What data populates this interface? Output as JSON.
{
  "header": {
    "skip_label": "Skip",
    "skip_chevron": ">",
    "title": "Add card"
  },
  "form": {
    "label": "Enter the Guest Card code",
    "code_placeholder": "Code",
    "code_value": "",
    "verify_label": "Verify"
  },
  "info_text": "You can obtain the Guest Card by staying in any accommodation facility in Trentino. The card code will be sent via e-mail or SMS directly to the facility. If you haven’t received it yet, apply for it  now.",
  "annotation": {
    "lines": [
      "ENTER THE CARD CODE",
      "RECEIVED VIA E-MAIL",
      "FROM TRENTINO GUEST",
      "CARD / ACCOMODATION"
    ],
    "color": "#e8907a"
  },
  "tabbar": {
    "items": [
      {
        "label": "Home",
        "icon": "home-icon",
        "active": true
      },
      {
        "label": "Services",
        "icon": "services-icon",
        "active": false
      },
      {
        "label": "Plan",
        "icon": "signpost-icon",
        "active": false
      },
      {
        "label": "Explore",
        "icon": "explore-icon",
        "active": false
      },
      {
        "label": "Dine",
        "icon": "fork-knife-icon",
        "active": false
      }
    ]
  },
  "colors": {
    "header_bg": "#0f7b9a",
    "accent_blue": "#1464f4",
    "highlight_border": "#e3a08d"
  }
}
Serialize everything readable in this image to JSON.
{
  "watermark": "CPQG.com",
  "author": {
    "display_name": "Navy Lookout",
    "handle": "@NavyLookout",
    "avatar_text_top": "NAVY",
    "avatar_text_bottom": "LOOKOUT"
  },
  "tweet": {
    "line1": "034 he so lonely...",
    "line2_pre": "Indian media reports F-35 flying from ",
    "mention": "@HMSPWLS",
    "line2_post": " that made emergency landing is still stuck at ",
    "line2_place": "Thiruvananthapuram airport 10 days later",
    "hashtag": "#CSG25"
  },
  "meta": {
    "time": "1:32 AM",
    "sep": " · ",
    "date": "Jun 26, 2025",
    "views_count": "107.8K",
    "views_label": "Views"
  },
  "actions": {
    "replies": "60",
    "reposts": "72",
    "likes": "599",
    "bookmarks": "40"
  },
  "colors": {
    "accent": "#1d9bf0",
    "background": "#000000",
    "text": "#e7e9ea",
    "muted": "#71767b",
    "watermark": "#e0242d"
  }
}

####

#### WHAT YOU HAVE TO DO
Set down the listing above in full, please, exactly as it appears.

#### SOLVED EXERCISE
What data populates this interface? Output as JSON.
{
  "header": {
    "skip_label": "Skip",
    "skip_chevron": ">",
    "title": "Add card"
  },
  "form": {
    "label": "Enter the Guest Card code",
    "code_placeholder": "Code",
    "code_value": "",
    "verify_label": "Verify"
  },
  "info_text": "You can obtain the Guest Card by staying in any accommodation facility in Trentino. The card code will be sent via e-mail or SMS directly to the facility. If you haven’t received it yet, apply for it  now.",
  "annotation": {
    "lines": [
      "ENTER THE CARD CODE",
      "RECEIVED VIA E-MAIL",
      "FROM TRENTINO GUEST",
      "CARD / ACCOMODATION"
    ],
    "color": "#e8907a"
  },
  "tabbar": {
    "items": [
      {
        "label": "Home",
        "icon": "home-icon",
        "active": true
      },
      {
        "label": "Services",
        "icon": "services-icon",
        "active": false
      },
      {
        "label": "Plan",
        "icon": "signpost-icon",
        "active": false
      },
      {
        "label": "Explore",
        "icon": "explore-icon",
        "active": false
      },
      {
        "label": "Dine",
        "icon": "fork-knife-icon",
        "active": false
      }
    ]
  },
  "colors": {
    "header_bg": "#0f7b9a",
    "accent_blue": "#1464f4",
    "highlight_border": "#e3a08d"
  }
}
Serialize everything readable in this image to JSON.
{
  "watermark": "CPQG.com",
  "author": {
    "display_name": "Navy Lookout",
    "handle": "@NavyLookout",
    "avatar_text_top": "NAVY",
    "avatar_text_bottom": "LOOKOUT"
  },
  "tweet": {
    "line1": "034 he so lonely...",
    "line2_pre": "Indian media reports F-35 flying from ",
    "mention": "@HMSPWLS",
    "line2_post": " that made emergency landing is still stuck at ",
    "line2_place": "Thiruvananthapuram airport 10 days later",
    "hashtag": "#CSG25"
  },
  "meta": {
    "time": "1:32 AM",
    "sep": " · ",
    "date": "Jun 26, 2025",
    "views_count": "107.8K",
    "views_label": "Views"
  },
  "actions": {
    "replies": "60",
    "reposts": "72",
    "likes": "599",
    "bookmarks": "40"
  },
  "colors": {
    "accent": "#1d9bf0",
    "background": "#000000",
    "text": "#e7e9ea",
    "muted": "#71767b",
    "watermark": "#e0242d"
  }
}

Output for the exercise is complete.